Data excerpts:

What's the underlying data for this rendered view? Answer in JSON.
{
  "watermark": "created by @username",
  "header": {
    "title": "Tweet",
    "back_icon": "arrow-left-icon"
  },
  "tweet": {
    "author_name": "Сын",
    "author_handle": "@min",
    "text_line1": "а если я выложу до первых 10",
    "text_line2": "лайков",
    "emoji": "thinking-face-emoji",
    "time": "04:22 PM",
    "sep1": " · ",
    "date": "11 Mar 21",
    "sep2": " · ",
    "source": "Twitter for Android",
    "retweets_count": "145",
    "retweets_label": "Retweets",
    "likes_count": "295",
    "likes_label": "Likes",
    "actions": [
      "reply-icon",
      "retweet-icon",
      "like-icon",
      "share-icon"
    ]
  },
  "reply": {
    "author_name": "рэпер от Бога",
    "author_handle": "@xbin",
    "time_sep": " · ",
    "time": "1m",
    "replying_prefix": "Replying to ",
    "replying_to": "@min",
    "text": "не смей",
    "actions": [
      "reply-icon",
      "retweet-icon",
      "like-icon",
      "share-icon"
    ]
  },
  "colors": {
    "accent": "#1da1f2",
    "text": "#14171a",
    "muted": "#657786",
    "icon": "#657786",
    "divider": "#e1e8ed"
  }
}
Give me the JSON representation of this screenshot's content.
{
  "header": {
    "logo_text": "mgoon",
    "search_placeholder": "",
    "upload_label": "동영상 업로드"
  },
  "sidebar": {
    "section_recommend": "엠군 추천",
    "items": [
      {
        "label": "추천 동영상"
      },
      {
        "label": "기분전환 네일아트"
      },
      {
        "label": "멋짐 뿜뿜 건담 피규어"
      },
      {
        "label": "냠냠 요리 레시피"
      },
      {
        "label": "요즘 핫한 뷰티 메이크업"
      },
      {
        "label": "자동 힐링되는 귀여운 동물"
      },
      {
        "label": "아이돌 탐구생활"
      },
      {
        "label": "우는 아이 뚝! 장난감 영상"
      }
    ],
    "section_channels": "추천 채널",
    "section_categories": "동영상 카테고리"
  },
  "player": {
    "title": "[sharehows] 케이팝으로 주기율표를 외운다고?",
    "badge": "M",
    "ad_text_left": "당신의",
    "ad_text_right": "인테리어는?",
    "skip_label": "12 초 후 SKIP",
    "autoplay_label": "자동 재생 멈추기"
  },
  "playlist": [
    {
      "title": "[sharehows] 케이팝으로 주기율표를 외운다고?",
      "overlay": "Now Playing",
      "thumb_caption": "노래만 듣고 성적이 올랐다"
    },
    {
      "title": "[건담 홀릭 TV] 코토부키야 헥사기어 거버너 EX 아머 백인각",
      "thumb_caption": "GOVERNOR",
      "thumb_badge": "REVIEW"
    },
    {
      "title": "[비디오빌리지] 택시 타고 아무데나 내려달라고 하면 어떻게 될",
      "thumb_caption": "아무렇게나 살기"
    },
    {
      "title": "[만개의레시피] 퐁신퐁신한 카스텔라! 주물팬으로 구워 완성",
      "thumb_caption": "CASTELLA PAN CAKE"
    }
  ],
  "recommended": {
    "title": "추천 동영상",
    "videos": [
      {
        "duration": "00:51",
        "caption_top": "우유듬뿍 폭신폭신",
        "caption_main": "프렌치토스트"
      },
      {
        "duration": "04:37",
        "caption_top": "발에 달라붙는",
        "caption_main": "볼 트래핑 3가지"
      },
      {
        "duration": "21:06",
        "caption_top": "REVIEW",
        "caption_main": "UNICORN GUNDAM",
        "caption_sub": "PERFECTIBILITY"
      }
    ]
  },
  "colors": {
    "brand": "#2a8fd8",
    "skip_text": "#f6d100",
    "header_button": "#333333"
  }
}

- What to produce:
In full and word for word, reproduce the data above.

- Answer to this problem:
What's the underlying data for this rendered view? Answer in JSON.
{
  "watermark": "created by @username",
  "header": {
    "title": "Tweet",
    "back_icon": "arrow-left-icon"
  },
  "tweet": {
    "author_name": "Сын",
    "author_handle": "@min",
    "text_line1": "а если я выложу до первых 10",
    "text_line2": "лайков",
    "emoji": "thinking-face-emoji",
    "time": "04:22 PM",
    "sep1": " · ",
    "date": "11 Mar 21",
    "sep2": " · ",
    "source": "Twitter for Android",
    "retweets_count": "145",
    "retweets_label": "Retweets",
    "likes_count": "295",
    "likes_label": "Likes",
    "actions": [
      "reply-icon",
      "retweet-icon",
      "like-icon",
      "share-icon"
    ]
  },
  "reply": {
    "author_name": "рэпер от Бога",
    "author_handle": "@xbin",
    "time_sep": " · ",
    "time": "1m",
    "replying_prefix": "Replying to ",
    "replying_to": "@min",
    "text": "не смей",
    "actions": [
      "reply-icon",
      "retweet-icon",
      "like-icon",
      "share-icon"
    ]
  },
  "colors": {
    "accent": "#1da1f2",
    "text": "#14171a",
    "muted": "#657786",
    "icon": "#657786",
    "divider": "#e1e8ed"
  }
}
Give me the JSON representation of this screenshot's content.
{
  "header": {
    "logo_text": "mgoon",
    "search_placeholder": "",
    "upload_label": "동영상 업로드"
  },
  "sidebar": {
    "section_recommend": "엠군 추천",
    "items": [
      {
        "label": "추천 동영상"
      },
      {
        "label": "기분전환 네일아트"
      },
      {
        "label": "멋짐 뿜뿜 건담 피규어"
      },
      {
        "label": "냠냠 요리 레시피"
      },
      {
        "label": "요즘 핫한 뷰티 메이크업"
      },
      {
        "label": "자동 힐링되는 귀여운 동물"
      },
      {
        "label": "아이돌 탐구생활"
      },
      {
        "label": "우는 아이 뚝! 장난감 영상"
      }
    ],
    "section_channels": "추천 채널",
    "section_categories": "동영상 카테고리"
  },
  "player": {
    "title": "[sharehows] 케이팝으로 주기율표를 외운다고?",
    "badge": "M",
    "ad_text_left": "당신의",
    "ad_text_right": "인테리어는?",
    "skip_label": "12 초 후 SKIP",
    "autoplay_label": "자동 재생 멈추기"
  },
  "playlist": [
    {
      "title": "[sharehows] 케이팝으로 주기율표를 외운다고?",
      "overlay": "Now Playing",
      "thumb_caption": "노래만 듣고 성적이 올랐다"
    },
    {
      "title": "[건담 홀릭 TV] 코토부키야 헥사기어 거버너 EX 아머 백인각",
      "thumb_caption": "GOVERNOR",
      "thumb_badge": "REVIEW"
    },
    {
      "title": "[비디오빌리지] 택시 타고 아무데나 내려달라고 하면 어떻게 될",
      "thumb_caption": "아무렇게나 살기"
    },
    {
      "title": "[만개의레시피] 퐁신퐁신한 카스텔라! 주물팬으로 구워 완성",
      "thumb_caption": "CASTELLA PAN CAKE"
    }
  ],
  "recommended": {
    "title": "추천 동영상",
    "videos": [
      {
        "duration": "00:51",
        "caption_top": "우유듬뿍 폭신폭신",
        "caption_main": "프렌치토스트"
      },
      {
        "duration": "04:37",
        "caption_top": "발에 달라붙는",
        "caption_main": "볼 트래핑 3가지"
      },
      {
        "duration": "21:06",
        "caption_top": "REVIEW",
        "caption_main": "UNICORN GUNDAM",
        "caption_sub": "PERFECTIBILITY"
      }
    ]
  },
  "colors": {
    "brand": "#2a8fd8",
    "skip_text": "#f6d100",
    "header_button": "#333333"
  }
}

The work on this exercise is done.